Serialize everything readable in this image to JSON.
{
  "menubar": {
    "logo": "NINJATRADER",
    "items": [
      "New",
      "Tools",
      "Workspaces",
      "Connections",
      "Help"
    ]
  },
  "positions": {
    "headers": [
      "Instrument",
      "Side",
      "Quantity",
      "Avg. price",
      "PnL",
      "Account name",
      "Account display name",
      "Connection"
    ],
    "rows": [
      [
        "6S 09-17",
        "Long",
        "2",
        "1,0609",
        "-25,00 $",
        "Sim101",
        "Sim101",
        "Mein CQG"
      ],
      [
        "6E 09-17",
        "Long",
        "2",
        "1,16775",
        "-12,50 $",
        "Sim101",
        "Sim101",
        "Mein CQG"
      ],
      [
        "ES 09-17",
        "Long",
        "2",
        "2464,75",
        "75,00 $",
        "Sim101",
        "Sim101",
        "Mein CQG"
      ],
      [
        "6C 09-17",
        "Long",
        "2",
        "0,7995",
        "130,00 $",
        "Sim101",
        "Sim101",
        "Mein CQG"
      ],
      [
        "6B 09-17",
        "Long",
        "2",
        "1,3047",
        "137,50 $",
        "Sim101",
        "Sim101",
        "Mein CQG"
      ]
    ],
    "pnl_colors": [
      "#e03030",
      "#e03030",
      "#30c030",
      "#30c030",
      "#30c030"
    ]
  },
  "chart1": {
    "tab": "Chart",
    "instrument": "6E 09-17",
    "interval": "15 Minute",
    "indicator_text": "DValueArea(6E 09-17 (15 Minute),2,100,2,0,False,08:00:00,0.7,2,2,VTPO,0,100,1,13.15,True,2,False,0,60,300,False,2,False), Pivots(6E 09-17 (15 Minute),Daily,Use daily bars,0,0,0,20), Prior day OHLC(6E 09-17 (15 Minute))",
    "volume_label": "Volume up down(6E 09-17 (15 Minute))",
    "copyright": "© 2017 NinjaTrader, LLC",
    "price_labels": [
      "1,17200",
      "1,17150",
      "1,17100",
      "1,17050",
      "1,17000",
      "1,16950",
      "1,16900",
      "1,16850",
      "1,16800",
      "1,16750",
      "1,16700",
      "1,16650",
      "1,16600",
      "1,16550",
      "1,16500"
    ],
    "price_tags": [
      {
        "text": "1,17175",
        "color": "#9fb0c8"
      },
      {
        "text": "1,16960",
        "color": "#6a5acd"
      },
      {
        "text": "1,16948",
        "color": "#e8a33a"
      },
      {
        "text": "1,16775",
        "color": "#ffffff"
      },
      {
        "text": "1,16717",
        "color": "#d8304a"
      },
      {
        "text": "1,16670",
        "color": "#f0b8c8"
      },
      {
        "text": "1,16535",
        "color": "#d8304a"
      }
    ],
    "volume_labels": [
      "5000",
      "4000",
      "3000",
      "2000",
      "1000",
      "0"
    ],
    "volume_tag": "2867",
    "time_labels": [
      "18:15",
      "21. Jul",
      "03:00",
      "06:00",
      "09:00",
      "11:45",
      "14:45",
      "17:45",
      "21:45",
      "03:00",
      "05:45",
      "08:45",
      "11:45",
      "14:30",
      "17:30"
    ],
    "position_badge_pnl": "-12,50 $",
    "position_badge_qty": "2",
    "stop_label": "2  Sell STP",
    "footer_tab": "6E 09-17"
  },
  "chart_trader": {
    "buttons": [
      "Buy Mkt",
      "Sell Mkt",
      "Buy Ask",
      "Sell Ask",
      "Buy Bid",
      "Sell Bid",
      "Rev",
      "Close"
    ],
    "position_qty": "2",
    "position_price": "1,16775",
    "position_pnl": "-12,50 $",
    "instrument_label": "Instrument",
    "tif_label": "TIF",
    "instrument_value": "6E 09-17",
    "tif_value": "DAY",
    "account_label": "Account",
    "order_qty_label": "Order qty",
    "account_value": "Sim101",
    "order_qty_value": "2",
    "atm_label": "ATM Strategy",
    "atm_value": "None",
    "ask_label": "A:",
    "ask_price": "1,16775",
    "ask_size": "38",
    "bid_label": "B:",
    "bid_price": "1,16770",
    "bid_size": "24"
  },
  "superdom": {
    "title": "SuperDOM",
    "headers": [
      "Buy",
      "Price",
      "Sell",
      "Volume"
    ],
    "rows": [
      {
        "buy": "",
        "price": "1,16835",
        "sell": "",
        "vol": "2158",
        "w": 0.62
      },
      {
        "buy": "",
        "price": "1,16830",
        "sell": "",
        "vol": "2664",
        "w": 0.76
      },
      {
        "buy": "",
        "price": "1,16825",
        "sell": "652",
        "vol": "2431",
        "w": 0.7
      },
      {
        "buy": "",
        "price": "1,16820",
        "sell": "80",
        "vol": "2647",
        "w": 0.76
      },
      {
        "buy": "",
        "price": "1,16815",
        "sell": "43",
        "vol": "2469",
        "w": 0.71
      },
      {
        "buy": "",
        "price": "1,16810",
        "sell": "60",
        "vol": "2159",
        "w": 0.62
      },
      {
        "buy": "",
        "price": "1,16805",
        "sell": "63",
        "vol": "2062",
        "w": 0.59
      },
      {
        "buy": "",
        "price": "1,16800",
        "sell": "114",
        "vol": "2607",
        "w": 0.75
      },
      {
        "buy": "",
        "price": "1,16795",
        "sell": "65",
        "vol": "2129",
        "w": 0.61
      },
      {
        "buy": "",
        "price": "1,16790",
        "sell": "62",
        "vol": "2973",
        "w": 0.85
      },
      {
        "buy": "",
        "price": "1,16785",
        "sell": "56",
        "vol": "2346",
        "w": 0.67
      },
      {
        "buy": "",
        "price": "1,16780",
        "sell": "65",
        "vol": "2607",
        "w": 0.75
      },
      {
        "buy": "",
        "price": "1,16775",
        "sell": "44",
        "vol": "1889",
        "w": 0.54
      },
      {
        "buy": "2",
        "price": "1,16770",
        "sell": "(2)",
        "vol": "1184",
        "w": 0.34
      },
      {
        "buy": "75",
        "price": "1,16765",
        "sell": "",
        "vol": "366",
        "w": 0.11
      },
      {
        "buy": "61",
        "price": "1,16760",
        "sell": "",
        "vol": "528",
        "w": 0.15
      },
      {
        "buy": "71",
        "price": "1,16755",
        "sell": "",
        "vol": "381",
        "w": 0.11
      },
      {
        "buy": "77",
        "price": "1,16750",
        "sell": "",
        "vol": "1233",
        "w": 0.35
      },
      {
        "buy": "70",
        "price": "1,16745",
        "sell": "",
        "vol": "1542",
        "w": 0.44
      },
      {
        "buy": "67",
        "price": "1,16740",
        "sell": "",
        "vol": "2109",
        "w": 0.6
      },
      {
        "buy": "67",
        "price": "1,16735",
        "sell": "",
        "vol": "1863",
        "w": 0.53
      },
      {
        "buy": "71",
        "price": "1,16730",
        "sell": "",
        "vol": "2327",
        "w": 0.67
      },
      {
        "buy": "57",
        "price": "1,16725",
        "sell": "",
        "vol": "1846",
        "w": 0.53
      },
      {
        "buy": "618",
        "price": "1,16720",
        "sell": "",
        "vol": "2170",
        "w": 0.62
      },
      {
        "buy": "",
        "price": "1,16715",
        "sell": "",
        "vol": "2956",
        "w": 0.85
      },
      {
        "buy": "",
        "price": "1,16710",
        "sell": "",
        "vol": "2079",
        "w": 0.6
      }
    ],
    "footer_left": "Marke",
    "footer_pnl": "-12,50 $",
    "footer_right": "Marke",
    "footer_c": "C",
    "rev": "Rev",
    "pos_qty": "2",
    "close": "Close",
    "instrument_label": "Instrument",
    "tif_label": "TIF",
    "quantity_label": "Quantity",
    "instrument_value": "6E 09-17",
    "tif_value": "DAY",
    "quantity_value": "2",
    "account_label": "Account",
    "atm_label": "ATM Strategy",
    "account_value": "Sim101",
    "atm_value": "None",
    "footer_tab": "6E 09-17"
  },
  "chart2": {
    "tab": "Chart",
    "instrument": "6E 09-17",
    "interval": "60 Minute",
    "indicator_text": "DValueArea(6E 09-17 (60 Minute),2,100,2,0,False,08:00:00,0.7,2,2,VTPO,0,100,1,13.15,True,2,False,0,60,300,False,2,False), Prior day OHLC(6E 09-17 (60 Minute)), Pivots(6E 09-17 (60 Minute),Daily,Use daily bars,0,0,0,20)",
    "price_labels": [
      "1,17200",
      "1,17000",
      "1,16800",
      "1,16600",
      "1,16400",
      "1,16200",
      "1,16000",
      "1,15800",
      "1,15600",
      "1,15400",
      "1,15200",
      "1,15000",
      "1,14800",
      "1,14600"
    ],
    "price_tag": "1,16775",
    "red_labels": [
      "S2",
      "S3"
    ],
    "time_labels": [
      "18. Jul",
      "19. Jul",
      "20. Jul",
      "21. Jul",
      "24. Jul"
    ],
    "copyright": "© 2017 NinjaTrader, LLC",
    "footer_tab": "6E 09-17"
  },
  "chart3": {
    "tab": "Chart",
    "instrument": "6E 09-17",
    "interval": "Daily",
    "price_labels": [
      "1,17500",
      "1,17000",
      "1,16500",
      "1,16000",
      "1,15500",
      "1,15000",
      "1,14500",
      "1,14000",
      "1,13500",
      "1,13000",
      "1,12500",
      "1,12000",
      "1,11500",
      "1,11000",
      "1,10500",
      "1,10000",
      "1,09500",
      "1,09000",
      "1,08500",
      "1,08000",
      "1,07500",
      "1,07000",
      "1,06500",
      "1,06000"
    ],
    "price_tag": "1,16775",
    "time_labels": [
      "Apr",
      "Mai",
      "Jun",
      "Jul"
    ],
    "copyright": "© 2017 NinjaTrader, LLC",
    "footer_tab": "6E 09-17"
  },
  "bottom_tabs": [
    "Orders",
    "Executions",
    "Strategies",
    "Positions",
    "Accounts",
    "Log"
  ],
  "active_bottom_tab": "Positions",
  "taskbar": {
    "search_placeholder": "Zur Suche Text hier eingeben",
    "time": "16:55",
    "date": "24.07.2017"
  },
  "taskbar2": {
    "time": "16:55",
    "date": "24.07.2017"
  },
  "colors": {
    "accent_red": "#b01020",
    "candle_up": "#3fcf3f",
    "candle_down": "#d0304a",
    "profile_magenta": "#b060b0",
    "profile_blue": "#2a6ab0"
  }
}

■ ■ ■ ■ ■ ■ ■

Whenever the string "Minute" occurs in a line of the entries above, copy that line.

    "interval": "15 Minute",
    "indicator_text": "DValueArea(6E 09-17 (15 Minute),2,100,2,0,False,08:00:00,0.7,2,2,VTPO,0,100,1,13.15,True,2,False,0,60,300,False,2,False), Pivots(6E 09-17 (15 Minute),Daily,Use daily bars,0,0,0,20), Prior day OHLC(6E 09-17 (15 Minute))",
    "volume_label": "Volume up down(6E 09-17 (15 Minute))",
    "interval": "60 Minute",
    "indicator_text": "DValueArea(6E 09-17 (60 Minute),2,100,2,0,False,08:00:00,0.7,2,2,VTPO,0,100,1,13.15,True,2,False,0,60,300,False,2,False), Prior day OHLC(6E 09-17 (60 Minute)), Pivots(6E 09-17 (60 Minute),Daily,Use daily bars,0,0,0,20)",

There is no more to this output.